Alright, for better or worse, here’s my opinion on all the crazy. I may be wildly inaccurate on information that leads me to these opinions, so if you have points you think I should be aware of, don’t hesitate to enlighten me. =)
HB2 - it seems to me that if this bill went through and led to no clinic closures, no one would have an issue. Is that correct? On paper, the bill is focused on improving the quality of care and making it safer for women, or that’s the claim as I understand it. The issue is that this is seen as an underhanded way of closing down a majority of clinics because most of them will be unable to meet the bar set forth in the bill, right? I suppose my thoughts then are:
- How accurate is it that a majority of clinics will close down?
- For example, how influenced by profit are these clinics? Are they incentivized to claim they’ll be forced to close?
- Even if the ones do close down, is it unlikely that new ones open that do sufficiently meet the bill’s requirements?
- The math must be doable… has someone calculated the financial feasibility of running a clinic while abiding by the bill’s requirements?
- Which specific aspects of the bill are unreasonable? IMO, it seems that at least some of them are fine.
This bill’s gotten a lot of media/social attention by pulling in “women’s rights” into it and if it’s in fact true that the bar set in this bill leaves it financially impossible to offer appropriate services to women in need, then I don’t doubt that it ends up achieving something counter to what it’s supposed to on paper, and that would be bad. I’m not entirely sure if I’m convinced this bill is ALL bad though, but I can definitely see how it could be if it does in fact lead to an increase in illegal abortions from potentially dangerous sources. I feel like a lot of people jumped on the “protecting women’s rights” bandwagon (which is not a bad thing), but I’m curious… is there a version of this bill that would be deemed “good?” Certainly there’s a set of abortion sources that are currently illegal and dangerous and should remain that way. Or are there people out there who feel like even those should be legal in the name of “rights” and “choice?”

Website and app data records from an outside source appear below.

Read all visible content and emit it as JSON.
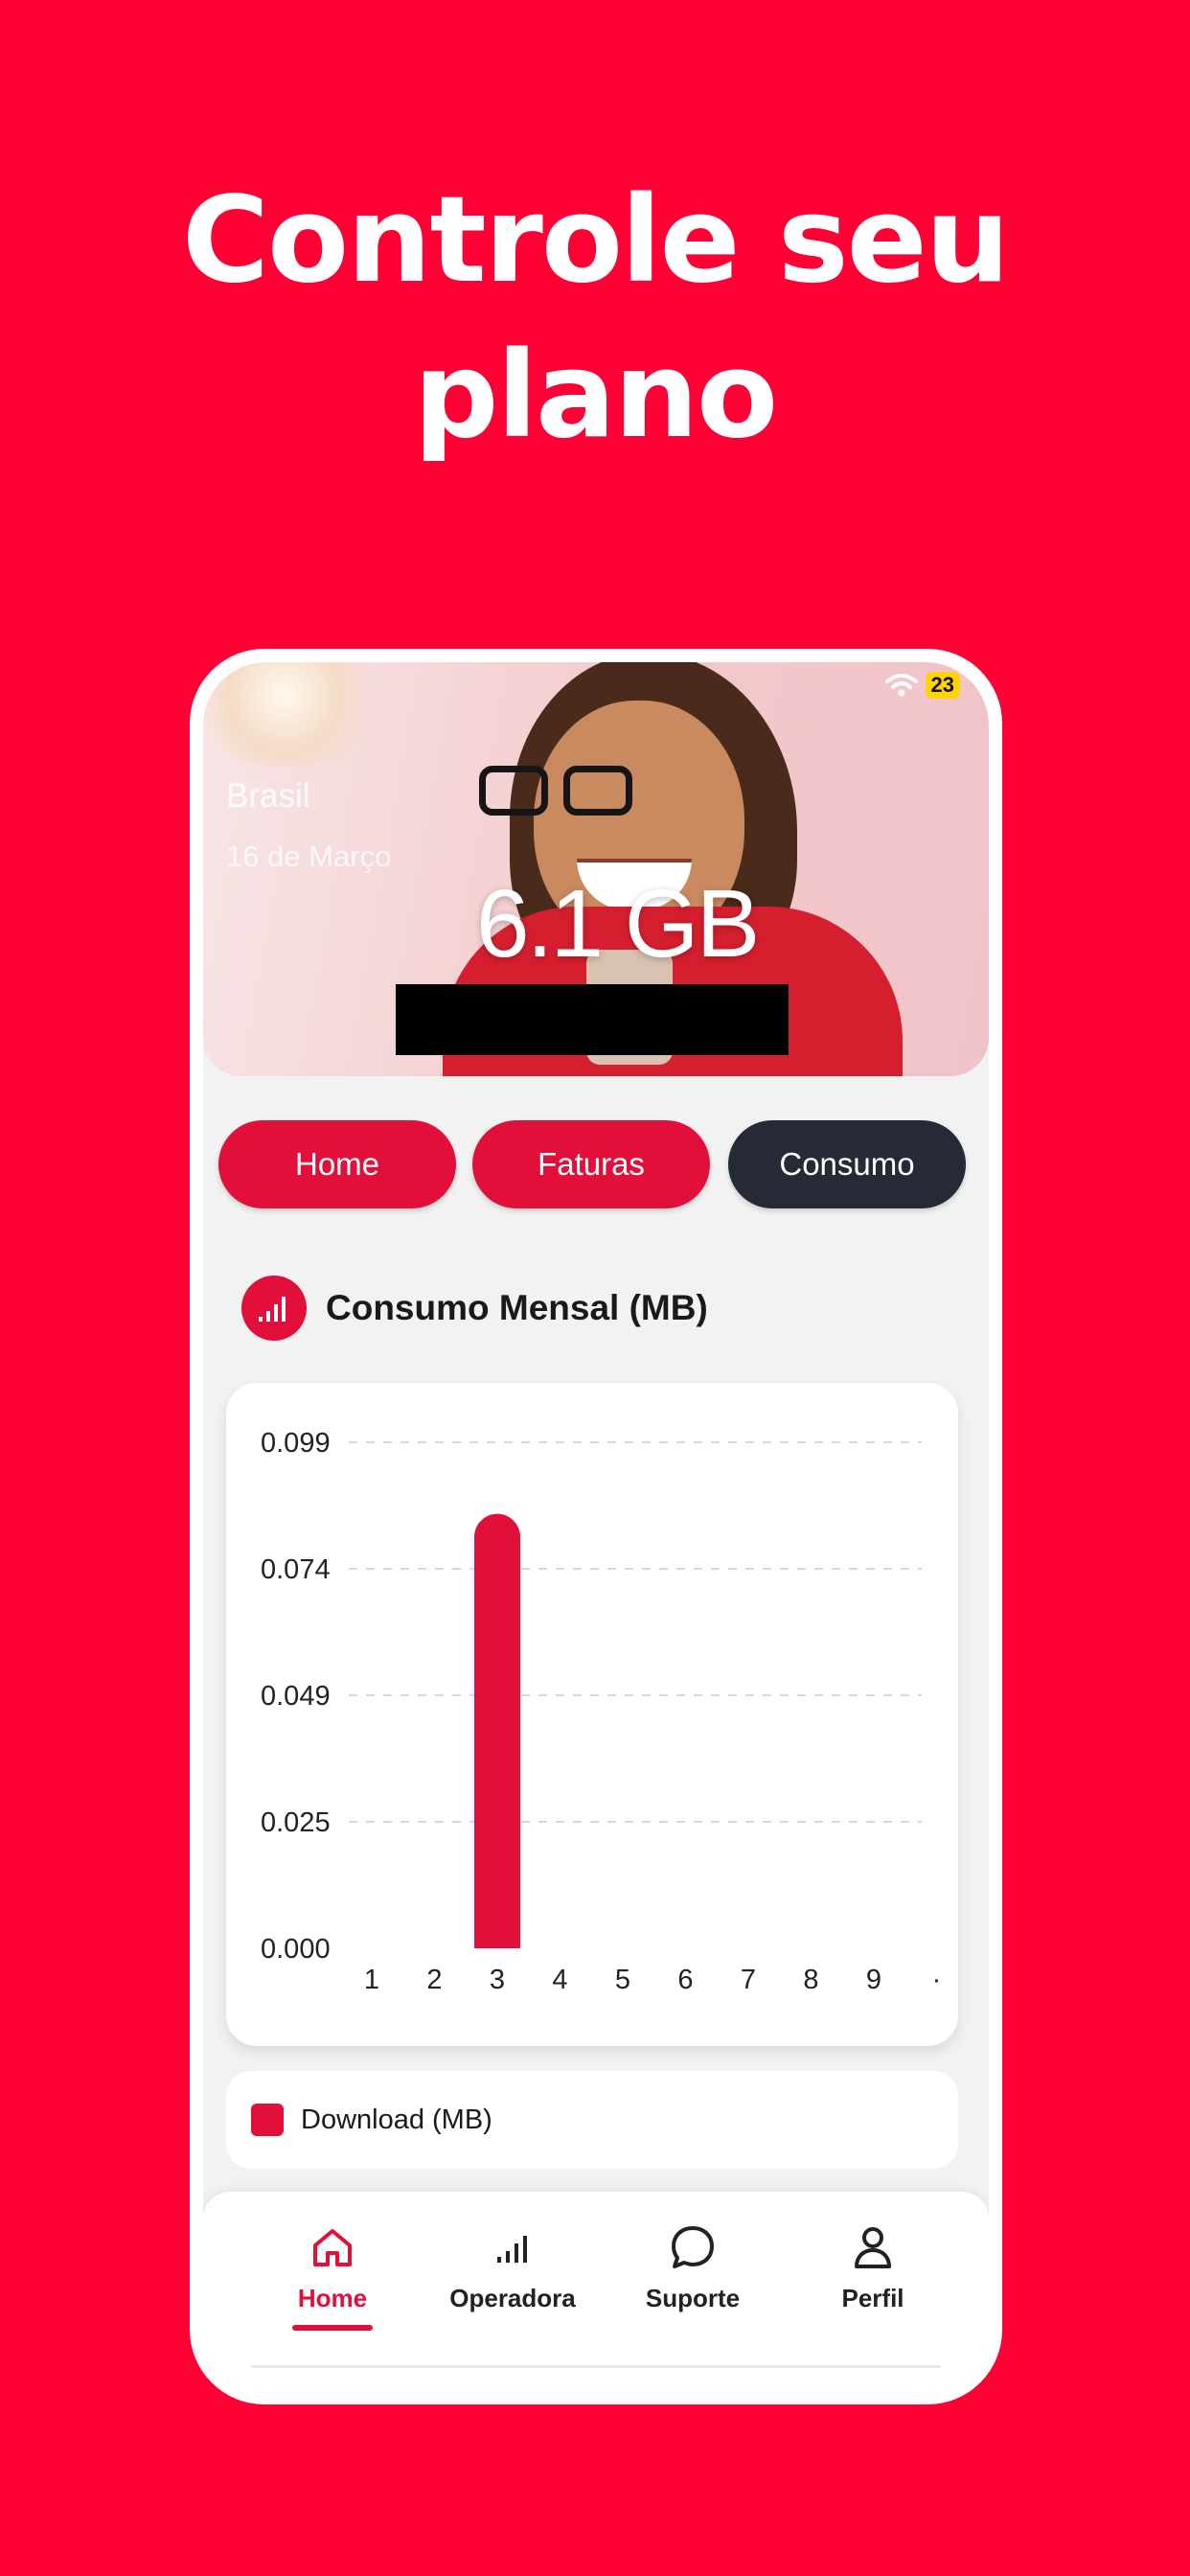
{
  "headline": {
    "line1": "Controle seu",
    "line2": "plano"
  },
  "status_bar": {
    "battery": "23"
  },
  "hero": {
    "country": "Brasil",
    "date": "16 de Março",
    "usage": "6.1 GB"
  },
  "tabs": [
    {
      "label": "Home",
      "active": false
    },
    {
      "label": "Faturas",
      "active": false
    },
    {
      "label": "Consumo",
      "active": true
    }
  ],
  "section": {
    "title": "Consumo Mensal (MB)",
    "icon": "signal-bars-icon"
  },
  "chart_data": {
    "type": "bar",
    "categories": [
      "1",
      "2",
      "3",
      "4",
      "5",
      "6",
      "7",
      "8",
      "9",
      "·"
    ],
    "series": [
      {
        "name": "Download (MB)",
        "values": [
          0,
          0,
          0.085,
          0,
          0,
          0,
          0,
          0,
          0,
          0
        ]
      }
    ],
    "yticks": [
      "0.099",
      "0.074",
      "0.049",
      "0.025",
      "0.000"
    ],
    "ylim": [
      0,
      0.099
    ],
    "grid": true,
    "legend_position": "bottom",
    "color": "#e30f3b"
  },
  "legend": {
    "label": "Download (MB)"
  },
  "bottom_nav": [
    {
      "label": "Home",
      "icon": "home-icon",
      "active": true
    },
    {
      "label": "Operadora",
      "icon": "signal-bars-icon",
      "active": false
    },
    {
      "label": "Suporte",
      "icon": "chat-bubble-icon",
      "active": false
    },
    {
      "label": "Perfil",
      "icon": "person-icon",
      "active": false
    }
  ],
  "colors": {
    "background": "#ff0035",
    "accent": "#e30f3b",
    "dark": "#252a36"
  }
}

Zimmerman/Martin - Zimmerman’s verifiable actions (those backed up by his call to the police and eye witness accounts), though potentially deemed unwise, are reasonable for someone to take, especially given the history of crime in the area and that he was head of the neighborhood watch. Neither Zimmerman nor Martin did anything legally wrong until someone made the first move to assault the other. The evidence seems to shift against Martin at this point, but it doesn’t seem like anyone knows who “threw the first punch” conclusively. At the very least, there is not sufficient evidence to counter Zimmerman’s claims and his account of what happens seems at the very least plausible. It very well could be that he got away with cold-blooded murder, but “innocent until proven guilty” is what we generally run with over here. I don’t think anyone can reasonably say he was proven guilty with the evidence on the table. I also think this case is more racially charged than it needs to be and the media has made Zimmerman out to be more “racist” than the facts seem to indicate.
Snowden - Doesn’t seem so bad.